Provided records
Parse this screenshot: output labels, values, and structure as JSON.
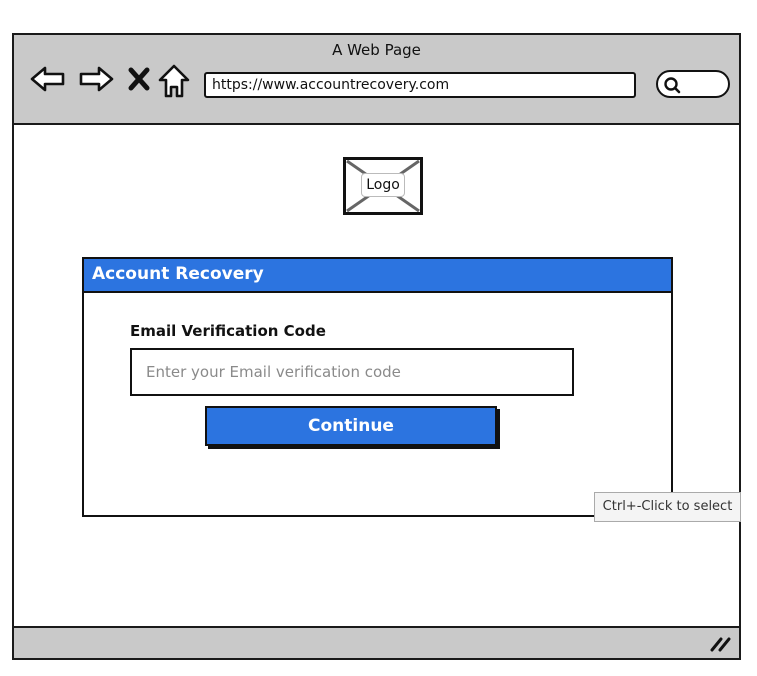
{
  "window": {
    "title": "A Web Page",
    "url": "https://www.accountrecovery.com"
  },
  "logo": {
    "label": "Logo"
  },
  "recovery": {
    "header": "Account Recovery",
    "field_label": "Email Verification Code",
    "field_placeholder": "Enter your Email verification code",
    "field_value": "",
    "continue_label": "Continue"
  },
  "tooltip": {
    "text": "Ctrl+-Click to select"
  },
  "icons": [
    "back-arrow-icon",
    "forward-arrow-icon",
    "close-icon",
    "home-icon",
    "search-icon",
    "resize-grip-icon"
  ],
  "colors": {
    "accent": "#2c74e0",
    "chrome": "#c9c9c9",
    "border": "#111111"
  }
}
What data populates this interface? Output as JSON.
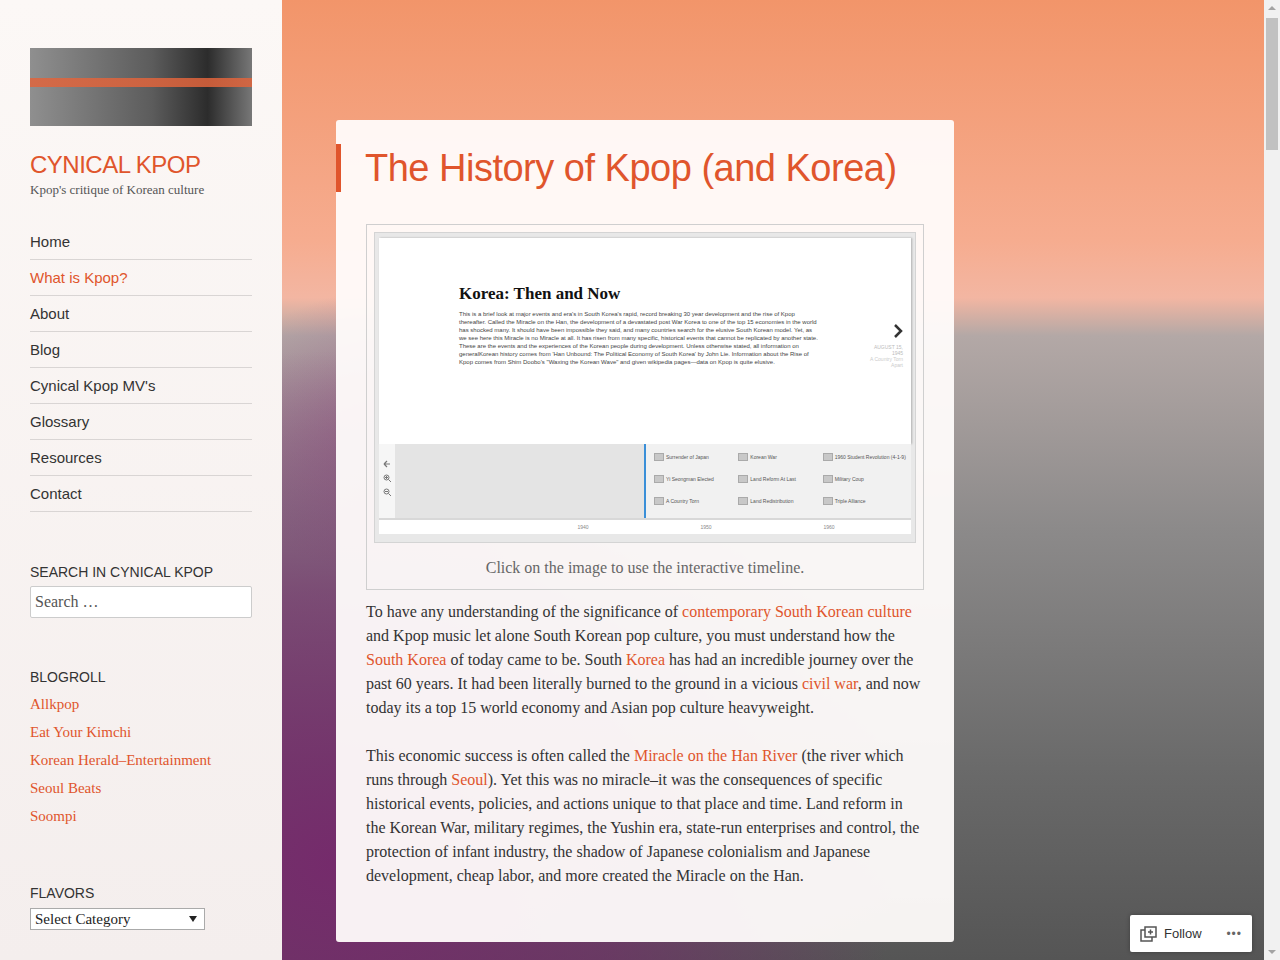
{
  "sidebar": {
    "site_title": "CYNICAL KPOP",
    "tagline": "Kpop's critique of Korean culture",
    "nav": [
      {
        "label": "Home",
        "selected": false
      },
      {
        "label": "What is Kpop?",
        "selected": true
      },
      {
        "label": "About",
        "selected": false
      },
      {
        "label": "Blog",
        "selected": false
      },
      {
        "label": "Cynical Kpop MV's",
        "selected": false
      },
      {
        "label": "Glossary",
        "selected": false
      },
      {
        "label": "Resources",
        "selected": false
      },
      {
        "label": "Contact",
        "selected": false
      }
    ],
    "search": {
      "heading": "SEARCH IN CYNICAL KPOP",
      "placeholder": "Search …"
    },
    "blogroll": {
      "heading": "BLOGROLL",
      "links": [
        "Allkpop",
        "Eat Your Kimchi",
        "Korean Herald–Entertainment",
        "Seoul Beats",
        "Soompi"
      ]
    },
    "flavors": {
      "heading": "FLAVORS",
      "select": "Select Category"
    }
  },
  "post": {
    "title": "The History of Kpop (and Korea)",
    "timeline": {
      "title": "Korea: Then and Now",
      "intro": "This is a brief look at major events and era's in South Korea's rapid, record breaking 30 year development and the rise of Kpop thereafter. Called the Miracle on the Han, the development of a devastated post War Korea to one of the top 15 economies in the world has shocked many. It should have been impossible they said, and many countries search for the elusive South Korean model. Yet, as we see here this Miracle is no Miracle at all. It has risen from many specific, historical events that cannot be replicated by another state. These are the events and the experiences of the Korean people during development. Unless otherwise stated, all information on generalKorean history comes from 'Han Unbound: The Political Economy of South Korea' by John Lie. Information about the Rise of Kpop comes from Shim Doobo's \"Waxing the Korean Wave\" and given wikipedia pages—data on Kpop is quite elusive.",
      "side_date": "AUGUST 15, 1945",
      "side_note": "A Country Torn Apart",
      "events": [
        "Surrender of Japan",
        "Korean War",
        "1960 Student Revolution (4-1-9)",
        "Yi Seongman Elected",
        "Land Reform At Last",
        "Military Coup",
        "A Country Torn",
        "Land Redistribution",
        "Triple Alliance"
      ],
      "axis": [
        "1940",
        "1950",
        "1960"
      ]
    },
    "caption": "Click on the image to use the interactive timeline.",
    "paragraphs": [
      [
        {
          "text": "To have any understanding of the significance of ",
          "link": false
        },
        {
          "text": "contemporary South Korean culture",
          "link": true
        },
        {
          "text": " and Kpop music let alone South Korean pop culture, you must understand how the ",
          "link": false
        },
        {
          "text": "South Korea",
          "link": true
        },
        {
          "text": " of today came to be. South ",
          "link": false
        },
        {
          "text": "Korea",
          "link": true
        },
        {
          "text": " has had an incredible journey over the past 60 years. It had been literally burned to the ground in a vicious ",
          "link": false
        },
        {
          "text": "civil war",
          "link": true
        },
        {
          "text": ", and now today its a top 15 world economy and Asian pop culture heavyweight.",
          "link": false
        }
      ],
      [
        {
          "text": "This economic success is often called the ",
          "link": false
        },
        {
          "text": "Miracle on the Han River",
          "link": true
        },
        {
          "text": " (the river which runs through ",
          "link": false
        },
        {
          "text": "Seoul",
          "link": true
        },
        {
          "text": "). Yet this was no miracle–it was the consequences of specific historical events, policies, and actions unique to that place and time. Land reform in the Korean War, military regimes, the Yushin era, state-run enterprises and control, the protection of infant industry, the shadow of Japanese colonialism and Japanese development,  cheap labor, and more created the Miracle on the Han.",
          "link": false
        }
      ]
    ]
  },
  "follow": {
    "label": "Follow",
    "more": "•••"
  }
}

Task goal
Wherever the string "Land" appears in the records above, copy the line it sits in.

Solved problem
        "Land Reform At Last",
        "Land Redistribution",
          "text": "). Yet this was no miracle–it was the consequences of specific historical events, policies, and actions unique to that place and time. Land reform in the Korean War, military regimes, the Yushin era, state-run enterprises and control, the protection of infant industry, the shadow of Japanese colonialism and Japanese development,  cheap labor, and more created the Miracle on the Han.",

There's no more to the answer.